• [About this task]
Return the material unaltered, line by line.
##############################
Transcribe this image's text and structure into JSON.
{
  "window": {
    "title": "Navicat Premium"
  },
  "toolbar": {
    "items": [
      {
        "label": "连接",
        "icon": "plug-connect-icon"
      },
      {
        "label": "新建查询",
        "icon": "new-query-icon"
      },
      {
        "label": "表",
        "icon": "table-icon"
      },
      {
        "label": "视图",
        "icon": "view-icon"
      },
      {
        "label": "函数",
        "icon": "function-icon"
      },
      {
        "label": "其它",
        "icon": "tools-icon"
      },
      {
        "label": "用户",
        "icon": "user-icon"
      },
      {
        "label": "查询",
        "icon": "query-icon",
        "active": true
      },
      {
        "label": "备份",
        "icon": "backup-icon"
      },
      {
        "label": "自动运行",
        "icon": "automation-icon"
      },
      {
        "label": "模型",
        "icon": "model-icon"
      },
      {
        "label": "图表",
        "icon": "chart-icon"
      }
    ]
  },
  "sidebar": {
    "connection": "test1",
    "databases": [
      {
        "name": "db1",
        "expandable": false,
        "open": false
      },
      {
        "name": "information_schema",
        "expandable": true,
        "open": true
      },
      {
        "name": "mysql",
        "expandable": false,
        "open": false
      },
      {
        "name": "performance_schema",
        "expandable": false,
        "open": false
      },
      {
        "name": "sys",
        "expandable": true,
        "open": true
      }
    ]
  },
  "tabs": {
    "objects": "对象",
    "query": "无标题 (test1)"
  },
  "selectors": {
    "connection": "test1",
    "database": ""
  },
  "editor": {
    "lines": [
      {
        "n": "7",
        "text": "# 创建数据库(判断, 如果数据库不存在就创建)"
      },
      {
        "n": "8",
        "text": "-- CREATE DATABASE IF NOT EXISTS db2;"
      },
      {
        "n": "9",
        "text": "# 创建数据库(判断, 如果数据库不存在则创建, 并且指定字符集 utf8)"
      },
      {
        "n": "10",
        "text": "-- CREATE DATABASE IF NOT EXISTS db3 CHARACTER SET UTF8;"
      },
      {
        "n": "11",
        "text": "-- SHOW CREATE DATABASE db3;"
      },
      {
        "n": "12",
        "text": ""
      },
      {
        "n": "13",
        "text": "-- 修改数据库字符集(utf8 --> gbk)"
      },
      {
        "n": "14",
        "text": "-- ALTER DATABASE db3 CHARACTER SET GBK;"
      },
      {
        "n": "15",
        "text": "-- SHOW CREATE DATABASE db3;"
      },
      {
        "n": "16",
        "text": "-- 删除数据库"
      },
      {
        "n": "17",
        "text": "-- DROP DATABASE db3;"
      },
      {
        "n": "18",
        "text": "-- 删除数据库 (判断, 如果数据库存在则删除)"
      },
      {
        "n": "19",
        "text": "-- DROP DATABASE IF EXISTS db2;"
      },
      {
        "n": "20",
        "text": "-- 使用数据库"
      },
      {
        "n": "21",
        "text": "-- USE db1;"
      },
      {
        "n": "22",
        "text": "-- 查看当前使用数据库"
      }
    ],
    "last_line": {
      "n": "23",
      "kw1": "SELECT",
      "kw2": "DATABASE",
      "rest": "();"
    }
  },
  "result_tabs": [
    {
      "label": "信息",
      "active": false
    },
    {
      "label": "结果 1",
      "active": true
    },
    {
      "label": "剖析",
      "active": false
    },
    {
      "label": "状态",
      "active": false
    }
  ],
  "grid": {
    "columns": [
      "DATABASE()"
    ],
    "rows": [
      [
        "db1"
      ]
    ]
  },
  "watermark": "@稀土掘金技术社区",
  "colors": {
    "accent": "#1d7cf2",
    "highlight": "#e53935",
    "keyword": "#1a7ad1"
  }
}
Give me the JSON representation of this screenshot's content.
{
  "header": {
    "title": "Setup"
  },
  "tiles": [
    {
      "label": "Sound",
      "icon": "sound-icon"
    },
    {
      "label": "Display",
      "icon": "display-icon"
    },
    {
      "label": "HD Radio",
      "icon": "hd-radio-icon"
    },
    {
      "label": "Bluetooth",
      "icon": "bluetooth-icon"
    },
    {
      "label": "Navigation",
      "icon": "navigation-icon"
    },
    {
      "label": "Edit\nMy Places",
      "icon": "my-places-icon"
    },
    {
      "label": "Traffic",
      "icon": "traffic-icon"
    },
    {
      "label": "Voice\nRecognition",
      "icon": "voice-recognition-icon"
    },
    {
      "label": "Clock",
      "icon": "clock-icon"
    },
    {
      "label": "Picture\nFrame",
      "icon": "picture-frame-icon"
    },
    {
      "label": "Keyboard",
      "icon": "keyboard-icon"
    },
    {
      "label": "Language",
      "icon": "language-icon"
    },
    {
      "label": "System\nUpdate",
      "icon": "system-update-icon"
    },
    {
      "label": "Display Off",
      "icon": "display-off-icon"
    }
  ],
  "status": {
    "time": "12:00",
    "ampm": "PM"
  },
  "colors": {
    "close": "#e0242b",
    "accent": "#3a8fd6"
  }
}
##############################
• [Solution to this task]
Transcribe this image's text and structure into JSON.
{
  "window": {
    "title": "Navicat Premium"
  },
  "toolbar": {
    "items": [
      {
        "label": "连接",
        "icon": "plug-connect-icon"
      },
      {
        "label": "新建查询",
        "icon": "new-query-icon"
      },
      {
        "label": "表",
        "icon": "table-icon"
      },
      {
        "label": "视图",
        "icon": "view-icon"
      },
      {
        "label": "函数",
        "icon": "function-icon"
      },
      {
        "label": "其它",
        "icon": "tools-icon"
      },
      {
        "label": "用户",
        "icon": "user-icon"
      },
      {
        "label": "查询",
        "icon": "query-icon",
        "active": true
      },
      {
        "label": "备份",
        "icon": "backup-icon"
      },
      {
        "label": "自动运行",
        "icon": "automation-icon"
      },
      {
        "label": "模型",
        "icon": "model-icon"
      },
      {
        "label": "图表",
        "icon": "chart-icon"
      }
    ]
  },
  "sidebar": {
    "connection": "test1",
    "databases": [
      {
        "name": "db1",
        "expandable": false,
        "open": false
      },
      {
        "name": "information_schema",
        "expandable": true,
        "open": true
      },
      {
        "name": "mysql",
        "expandable": false,
        "open": false
      },
      {
        "name": "performance_schema",
        "expandable": false,
        "open": false
      },
      {
        "name": "sys",
        "expandable": true,
        "open": true
      }
    ]
  },
  "tabs": {
    "objects": "对象",
    "query": "无标题 (test1)"
  },
  "selectors": {
    "connection": "test1",
    "database": ""
  },
  "editor": {
    "lines": [
      {
        "n": "7",
        "text": "# 创建数据库(判断, 如果数据库不存在就创建)"
      },
      {
        "n": "8",
        "text": "-- CREATE DATABASE IF NOT EXISTS db2;"
      },
      {
        "n": "9",
        "text": "# 创建数据库(判断, 如果数据库不存在则创建, 并且指定字符集 utf8)"
      },
      {
        "n": "10",
        "text": "-- CREATE DATABASE IF NOT EXISTS db3 CHARACTER SET UTF8;"
      },
      {
        "n": "11",
        "text": "-- SHOW CREATE DATABASE db3;"
      },
      {
        "n": "12",
        "text": ""
      },
      {
        "n": "13",
        "text": "-- 修改数据库字符集(utf8 --> gbk)"
      },
      {
        "n": "14",
        "text": "-- ALTER DATABASE db3 CHARACTER SET GBK;"
      },
      {
        "n": "15",
        "text": "-- SHOW CREATE DATABASE db3;"
      },
      {
        "n": "16",
        "text": "-- 删除数据库"
      },
      {
        "n": "17",
        "text": "-- DROP DATABASE db3;"
      },
      {
        "n": "18",
        "text": "-- 删除数据库 (判断, 如果数据库存在则删除)"
      },
      {
        "n": "19",
        "text": "-- DROP DATABASE IF EXISTS db2;"
      },
      {
        "n": "20",
        "text": "-- 使用数据库"
      },
      {
        "n": "21",
        "text": "-- USE db1;"
      },
      {
        "n": "22",
        "text": "-- 查看当前使用数据库"
      }
    ],
    "last_line": {
      "n": "23",
      "kw1": "SELECT",
      "kw2": "DATABASE",
      "rest": "();"
    }
  },
  "result_tabs": [
    {
      "label": "信息",
      "active": false
    },
    {
      "label": "结果 1",
      "active": true
    },
    {
      "label": "剖析",
      "active": false
    },
    {
      "label": "状态",
      "active": false
    }
  ],
  "grid": {
    "columns": [
      "DATABASE()"
    ],
    "rows": [
      [
        "db1"
      ]
    ]
  },
  "watermark": "@稀土掘金技术社区",
  "colors": {
    "accent": "#1d7cf2",
    "highlight": "#e53935",
    "keyword": "#1a7ad1"
  }
}
Give me the JSON representation of this screenshot's content.
{
  "header": {
    "title": "Setup"
  },
  "tiles": [
    {
      "label": "Sound",
      "icon": "sound-icon"
    },
    {
      "label": "Display",
      "icon": "display-icon"
    },
    {
      "label": "HD Radio",
      "icon": "hd-radio-icon"
    },
    {
      "label": "Bluetooth",
      "icon": "bluetooth-icon"
    },
    {
      "label": "Navigation",
      "icon": "navigation-icon"
    },
    {
      "label": "Edit\nMy Places",
      "icon": "my-places-icon"
    },
    {
      "label": "Traffic",
      "icon": "traffic-icon"
    },
    {
      "label": "Voice\nRecognition",
      "icon": "voice-recognition-icon"
    },
    {
      "label": "Clock",
      "icon": "clock-icon"
    },
    {
      "label": "Picture\nFrame",
      "icon": "picture-frame-icon"
    },
    {
      "label": "Keyboard",
      "icon": "keyboard-icon"
    },
    {
      "label": "Language",
      "icon": "language-icon"
    },
    {
      "label": "System\nUpdate",
      "icon": "system-update-icon"
    },
    {
      "label": "Display Off",
      "icon": "display-off-icon"
    }
  ],
  "status": {
    "time": "12:00",
    "ampm": "PM"
  },
  "colors": {
    "close": "#e0242b",
    "accent": "#3a8fd6"
  }
}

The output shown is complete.